Card cases have appealed to me since the first time I laid eyes on them. The ability to get yet one more function out of your iPhone and being able to carry one less thing with you is an irresistible siren song of practicality. I’ve been through many card cases before finally settling on my current CM4 Q card case. While not perfect, it offers the best mix of slim storage, phone protection, and style. Now a new device that’s gained runaway success in their Kickstarter campaign is offering a new paradigm- the Wally.
The Wally is an unusual concept. It’s not a card case per se; the accessory adheres to the back of your iPhone (or smooth surfaced case) and can be removed and replaced. The card holder is similar to the CM4, but has a contoured pocket rather than a flap that holds your cards snug. Cards are easily removed via a clever red ribbon that pulls them partly out for easy access- I often have to fumble with my CM4 to pull the card I’d like past the rubber edge of the case. The materials are high quality as well- the makers tout the Italian leather and careful stitching that make their product a cut above the competitors.
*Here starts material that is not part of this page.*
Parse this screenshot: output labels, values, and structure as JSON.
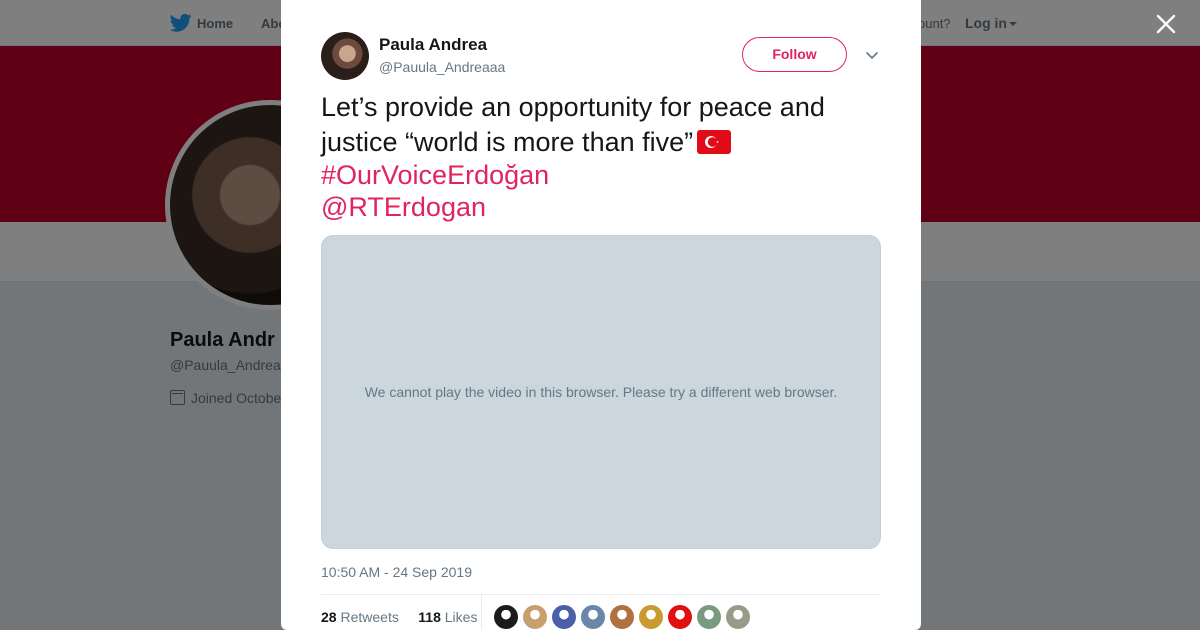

They’ve already surpassed their original goal and with just a few days left are within sight of their stretch goal. If you like the idea of being able to skip on carrying a wallet or clutch purse when out and about give the Wally a look- it’s a top notch idea.
While iOS devices have been touted for their multitasking nature, the Macbook can’t be overlooked. Apple’s unibody laptops are as powerful as they are stylish, and the newer models that sport Thunderbolt ports offer the ability to dock them in clamshell mode, transforming them into a slim desktop tower. There are several third party accessory manufacturers (like Twelve South) that have some outstanding devices to help you take advantage of this feature, but what is a user to do if you don’t have the funds for an Thunderbolt Display? Kickstarter to the rescue again thanks to the MacDock. The diminutive connector plugs into your MacBook Pro to provide a peripheral bridge made of the same aerospace grade aluminum sporting a monitor connection and USB ports for keyboard, mouse, or whatever you may need to connect. The device comes in two levels: the MacDock Mini with one USB 3.0 port and a Mini Display port, and the MacDock Pro with a MiniDisplay port, audio jack, and three USB 3.0 ports (including one 10 watt port capable of powering your iPad). The MacDock is compatible with the MacBook Pro 13, 15, and 17 inch models Summer 2009 and later, with an additional model for the MacBook Air and Retina should they manufacturers reach their funding goals.
The device is plug and play; no drivers or software needed. If you’d like the advantage of a larger monitor and the desktop experience with your MacBook but don’t have Bluetooth accessories or the cash and ability to use the Thunderbolt Display, the MacDock offers an excellent compromise. The simple plug and play ability of the device coupled with something like TwevleSouth’s BookArc and a decent monitor affords you the ability to instantly shift from the mobile laptop experience to a full desktop. While I love my iMac I’m sorely tempted to shift to a MacBook Pro teamed with something like this for my next desktop.
And if you’re as fascinated with Kickstarter as I am, good news: they have an official iOS App now so you can keep track of all of the campaigns you support (and maybe find a few new ones that catch your attention). I haven’t had a chance to spend much time with the app yet, so a full review is pending.